### Task to carry out
Scan the entries for lines with the word "nComp", then copy those lines.

◇ ◇ ◇

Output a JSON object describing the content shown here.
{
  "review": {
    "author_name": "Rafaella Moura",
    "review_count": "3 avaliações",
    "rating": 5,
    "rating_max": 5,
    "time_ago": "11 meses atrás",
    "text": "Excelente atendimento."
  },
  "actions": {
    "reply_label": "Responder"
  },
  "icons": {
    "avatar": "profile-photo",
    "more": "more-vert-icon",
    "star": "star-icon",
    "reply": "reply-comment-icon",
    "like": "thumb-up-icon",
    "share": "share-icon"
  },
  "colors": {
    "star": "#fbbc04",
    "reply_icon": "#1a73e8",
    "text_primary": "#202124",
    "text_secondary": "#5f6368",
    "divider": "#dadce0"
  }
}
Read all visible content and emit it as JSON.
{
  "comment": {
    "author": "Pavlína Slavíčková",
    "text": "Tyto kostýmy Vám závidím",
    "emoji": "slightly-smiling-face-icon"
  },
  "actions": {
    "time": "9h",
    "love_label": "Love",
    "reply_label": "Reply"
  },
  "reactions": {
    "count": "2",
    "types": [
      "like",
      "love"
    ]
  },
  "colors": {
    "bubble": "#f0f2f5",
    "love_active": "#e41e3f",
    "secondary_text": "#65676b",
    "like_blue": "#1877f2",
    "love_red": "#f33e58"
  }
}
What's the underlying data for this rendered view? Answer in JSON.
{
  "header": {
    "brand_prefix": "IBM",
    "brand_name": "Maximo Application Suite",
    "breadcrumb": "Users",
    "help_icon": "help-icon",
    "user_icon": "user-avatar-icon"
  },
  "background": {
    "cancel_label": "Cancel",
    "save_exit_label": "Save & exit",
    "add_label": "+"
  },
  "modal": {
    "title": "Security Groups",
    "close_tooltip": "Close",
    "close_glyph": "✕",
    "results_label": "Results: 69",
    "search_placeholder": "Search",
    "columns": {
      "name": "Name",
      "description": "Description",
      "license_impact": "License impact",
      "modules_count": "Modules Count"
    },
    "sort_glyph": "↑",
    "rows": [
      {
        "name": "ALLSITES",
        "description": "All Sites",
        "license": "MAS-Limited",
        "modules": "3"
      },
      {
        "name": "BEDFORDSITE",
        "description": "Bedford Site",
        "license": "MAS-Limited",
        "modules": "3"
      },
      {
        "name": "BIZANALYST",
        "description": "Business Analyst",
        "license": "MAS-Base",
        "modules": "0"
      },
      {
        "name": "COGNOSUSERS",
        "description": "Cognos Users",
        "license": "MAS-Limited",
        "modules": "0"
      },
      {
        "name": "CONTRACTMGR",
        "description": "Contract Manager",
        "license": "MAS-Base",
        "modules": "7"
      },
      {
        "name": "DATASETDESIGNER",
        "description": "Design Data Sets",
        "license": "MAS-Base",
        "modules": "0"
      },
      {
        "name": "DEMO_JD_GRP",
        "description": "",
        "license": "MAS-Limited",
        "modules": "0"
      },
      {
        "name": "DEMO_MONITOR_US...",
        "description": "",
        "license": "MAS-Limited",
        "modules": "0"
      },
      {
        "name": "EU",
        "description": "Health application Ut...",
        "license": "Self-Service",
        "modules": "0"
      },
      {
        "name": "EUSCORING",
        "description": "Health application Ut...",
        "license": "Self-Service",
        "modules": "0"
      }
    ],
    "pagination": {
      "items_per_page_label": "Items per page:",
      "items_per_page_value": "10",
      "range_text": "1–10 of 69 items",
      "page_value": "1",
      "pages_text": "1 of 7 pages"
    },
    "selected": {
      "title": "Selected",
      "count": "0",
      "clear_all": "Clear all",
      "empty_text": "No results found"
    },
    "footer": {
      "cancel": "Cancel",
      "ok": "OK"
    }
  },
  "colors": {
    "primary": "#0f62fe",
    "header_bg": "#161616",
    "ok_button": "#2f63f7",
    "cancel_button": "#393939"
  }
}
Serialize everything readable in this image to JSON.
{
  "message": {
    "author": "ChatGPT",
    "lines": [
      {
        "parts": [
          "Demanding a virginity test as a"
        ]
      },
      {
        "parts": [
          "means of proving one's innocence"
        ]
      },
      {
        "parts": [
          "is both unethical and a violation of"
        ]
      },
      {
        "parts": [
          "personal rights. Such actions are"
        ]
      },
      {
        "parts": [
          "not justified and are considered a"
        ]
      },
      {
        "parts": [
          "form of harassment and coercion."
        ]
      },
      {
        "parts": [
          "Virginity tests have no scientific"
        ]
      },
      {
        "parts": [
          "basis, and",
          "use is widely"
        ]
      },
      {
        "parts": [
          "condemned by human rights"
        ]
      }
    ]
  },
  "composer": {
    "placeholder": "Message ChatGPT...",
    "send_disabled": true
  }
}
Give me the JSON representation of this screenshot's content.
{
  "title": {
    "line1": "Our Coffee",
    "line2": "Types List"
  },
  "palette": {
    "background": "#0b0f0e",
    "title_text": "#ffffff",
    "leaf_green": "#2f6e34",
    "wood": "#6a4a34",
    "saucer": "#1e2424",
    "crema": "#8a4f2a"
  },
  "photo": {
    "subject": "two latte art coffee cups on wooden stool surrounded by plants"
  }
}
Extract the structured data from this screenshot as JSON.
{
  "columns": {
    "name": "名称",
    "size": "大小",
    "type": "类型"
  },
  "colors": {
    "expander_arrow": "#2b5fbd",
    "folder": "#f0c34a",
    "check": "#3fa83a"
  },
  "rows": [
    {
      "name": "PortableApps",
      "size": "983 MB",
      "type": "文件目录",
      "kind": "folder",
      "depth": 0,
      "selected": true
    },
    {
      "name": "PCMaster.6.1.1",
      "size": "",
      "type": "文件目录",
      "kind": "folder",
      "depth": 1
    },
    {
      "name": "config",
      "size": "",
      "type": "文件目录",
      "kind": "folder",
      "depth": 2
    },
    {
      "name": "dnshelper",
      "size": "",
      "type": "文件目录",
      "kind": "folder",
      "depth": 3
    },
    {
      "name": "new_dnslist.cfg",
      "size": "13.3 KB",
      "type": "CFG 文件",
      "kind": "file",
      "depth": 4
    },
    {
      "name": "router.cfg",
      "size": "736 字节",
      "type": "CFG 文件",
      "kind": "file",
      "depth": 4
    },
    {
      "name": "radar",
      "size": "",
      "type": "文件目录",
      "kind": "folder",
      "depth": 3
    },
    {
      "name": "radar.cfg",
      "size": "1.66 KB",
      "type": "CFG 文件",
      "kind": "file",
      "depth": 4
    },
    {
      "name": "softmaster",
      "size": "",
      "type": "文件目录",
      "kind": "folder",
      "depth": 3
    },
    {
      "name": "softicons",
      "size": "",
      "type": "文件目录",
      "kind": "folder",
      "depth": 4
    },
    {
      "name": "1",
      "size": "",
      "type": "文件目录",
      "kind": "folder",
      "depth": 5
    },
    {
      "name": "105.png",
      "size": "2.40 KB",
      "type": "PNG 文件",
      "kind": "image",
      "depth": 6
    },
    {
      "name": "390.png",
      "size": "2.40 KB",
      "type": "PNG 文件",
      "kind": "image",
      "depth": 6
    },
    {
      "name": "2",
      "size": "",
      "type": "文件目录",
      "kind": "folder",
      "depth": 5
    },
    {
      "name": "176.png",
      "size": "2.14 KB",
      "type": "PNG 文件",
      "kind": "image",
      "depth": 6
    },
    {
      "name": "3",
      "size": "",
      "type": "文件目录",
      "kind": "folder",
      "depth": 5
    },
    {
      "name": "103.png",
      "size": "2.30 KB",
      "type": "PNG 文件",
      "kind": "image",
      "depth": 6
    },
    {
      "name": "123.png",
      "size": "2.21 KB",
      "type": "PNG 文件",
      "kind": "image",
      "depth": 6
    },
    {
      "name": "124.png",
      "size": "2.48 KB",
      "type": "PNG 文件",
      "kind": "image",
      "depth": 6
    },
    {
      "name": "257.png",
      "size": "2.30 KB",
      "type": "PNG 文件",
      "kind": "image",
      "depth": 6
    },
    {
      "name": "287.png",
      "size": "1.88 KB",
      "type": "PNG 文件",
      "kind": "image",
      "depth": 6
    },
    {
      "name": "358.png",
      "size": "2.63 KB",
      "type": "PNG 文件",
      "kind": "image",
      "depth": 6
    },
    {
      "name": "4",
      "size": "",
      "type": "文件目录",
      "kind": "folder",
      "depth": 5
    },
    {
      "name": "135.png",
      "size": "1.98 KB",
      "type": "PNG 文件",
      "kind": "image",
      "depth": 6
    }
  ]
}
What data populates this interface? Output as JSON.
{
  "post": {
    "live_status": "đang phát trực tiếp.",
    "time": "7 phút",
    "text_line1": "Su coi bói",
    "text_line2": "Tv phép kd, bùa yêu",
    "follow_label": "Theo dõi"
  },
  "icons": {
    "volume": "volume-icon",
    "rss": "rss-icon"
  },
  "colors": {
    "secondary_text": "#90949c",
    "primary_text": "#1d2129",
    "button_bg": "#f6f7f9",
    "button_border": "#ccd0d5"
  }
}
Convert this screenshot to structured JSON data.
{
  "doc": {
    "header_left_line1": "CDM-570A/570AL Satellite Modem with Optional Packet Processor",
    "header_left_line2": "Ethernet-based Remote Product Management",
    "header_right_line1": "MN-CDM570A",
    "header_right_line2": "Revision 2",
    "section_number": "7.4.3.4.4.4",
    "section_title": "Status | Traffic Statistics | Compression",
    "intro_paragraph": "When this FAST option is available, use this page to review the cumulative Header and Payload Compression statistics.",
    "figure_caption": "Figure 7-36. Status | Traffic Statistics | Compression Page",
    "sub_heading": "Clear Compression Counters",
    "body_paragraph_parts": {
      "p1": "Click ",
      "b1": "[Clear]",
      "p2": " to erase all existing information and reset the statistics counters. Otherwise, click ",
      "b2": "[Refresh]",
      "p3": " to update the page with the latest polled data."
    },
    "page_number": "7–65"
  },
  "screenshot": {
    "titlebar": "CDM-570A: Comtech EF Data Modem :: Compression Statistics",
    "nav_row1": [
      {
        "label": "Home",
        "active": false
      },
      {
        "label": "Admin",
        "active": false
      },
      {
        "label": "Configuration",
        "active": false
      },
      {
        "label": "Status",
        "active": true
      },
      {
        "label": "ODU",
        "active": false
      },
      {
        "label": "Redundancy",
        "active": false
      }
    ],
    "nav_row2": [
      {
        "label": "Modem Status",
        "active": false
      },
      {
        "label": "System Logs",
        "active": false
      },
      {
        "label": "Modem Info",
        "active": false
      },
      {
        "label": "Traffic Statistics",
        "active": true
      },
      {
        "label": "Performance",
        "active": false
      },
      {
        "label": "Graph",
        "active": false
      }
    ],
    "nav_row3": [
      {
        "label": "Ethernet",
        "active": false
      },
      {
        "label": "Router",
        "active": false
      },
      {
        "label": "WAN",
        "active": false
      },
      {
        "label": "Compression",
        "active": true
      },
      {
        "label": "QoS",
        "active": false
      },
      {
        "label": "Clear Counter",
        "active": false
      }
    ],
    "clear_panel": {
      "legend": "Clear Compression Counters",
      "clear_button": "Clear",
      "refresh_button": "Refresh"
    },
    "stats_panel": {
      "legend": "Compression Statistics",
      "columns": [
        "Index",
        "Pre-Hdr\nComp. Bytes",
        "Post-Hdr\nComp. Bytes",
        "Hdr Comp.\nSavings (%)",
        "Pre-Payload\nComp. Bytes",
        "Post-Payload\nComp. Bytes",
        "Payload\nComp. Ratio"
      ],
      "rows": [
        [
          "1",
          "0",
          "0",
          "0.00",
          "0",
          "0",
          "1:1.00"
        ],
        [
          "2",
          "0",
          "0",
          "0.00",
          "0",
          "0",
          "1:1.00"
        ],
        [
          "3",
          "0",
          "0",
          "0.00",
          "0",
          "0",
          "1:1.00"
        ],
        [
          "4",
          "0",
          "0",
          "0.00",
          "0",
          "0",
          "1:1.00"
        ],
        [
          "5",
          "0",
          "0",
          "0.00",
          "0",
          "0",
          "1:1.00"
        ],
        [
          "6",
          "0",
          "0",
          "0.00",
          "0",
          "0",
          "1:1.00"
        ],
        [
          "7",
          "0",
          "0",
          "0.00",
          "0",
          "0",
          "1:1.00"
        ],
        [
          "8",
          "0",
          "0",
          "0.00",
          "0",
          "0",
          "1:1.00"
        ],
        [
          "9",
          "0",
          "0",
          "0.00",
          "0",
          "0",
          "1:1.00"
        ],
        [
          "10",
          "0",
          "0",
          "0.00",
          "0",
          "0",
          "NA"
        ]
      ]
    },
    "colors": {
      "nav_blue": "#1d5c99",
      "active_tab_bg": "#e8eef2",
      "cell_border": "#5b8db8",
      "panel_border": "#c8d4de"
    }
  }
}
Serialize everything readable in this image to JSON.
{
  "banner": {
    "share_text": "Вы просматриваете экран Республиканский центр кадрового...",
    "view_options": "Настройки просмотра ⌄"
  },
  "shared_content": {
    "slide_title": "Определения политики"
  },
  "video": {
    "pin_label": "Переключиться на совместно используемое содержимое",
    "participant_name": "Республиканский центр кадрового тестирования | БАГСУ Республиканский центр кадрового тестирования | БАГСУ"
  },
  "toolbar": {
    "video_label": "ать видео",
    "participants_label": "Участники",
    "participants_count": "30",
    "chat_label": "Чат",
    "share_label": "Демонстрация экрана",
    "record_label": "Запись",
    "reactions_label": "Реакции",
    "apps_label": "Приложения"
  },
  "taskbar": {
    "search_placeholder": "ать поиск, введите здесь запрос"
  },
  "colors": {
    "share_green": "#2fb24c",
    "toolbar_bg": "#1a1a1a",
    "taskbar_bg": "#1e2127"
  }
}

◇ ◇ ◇

### Solution to this exercise
        "Pre-Hdr\nComp. Bytes",
        "Post-Hdr\nComp. Bytes",
        "Pre-Payload\nComp. Bytes",
        "Post-Payload\nComp. Bytes",
        "Payload\nComp. Ratio"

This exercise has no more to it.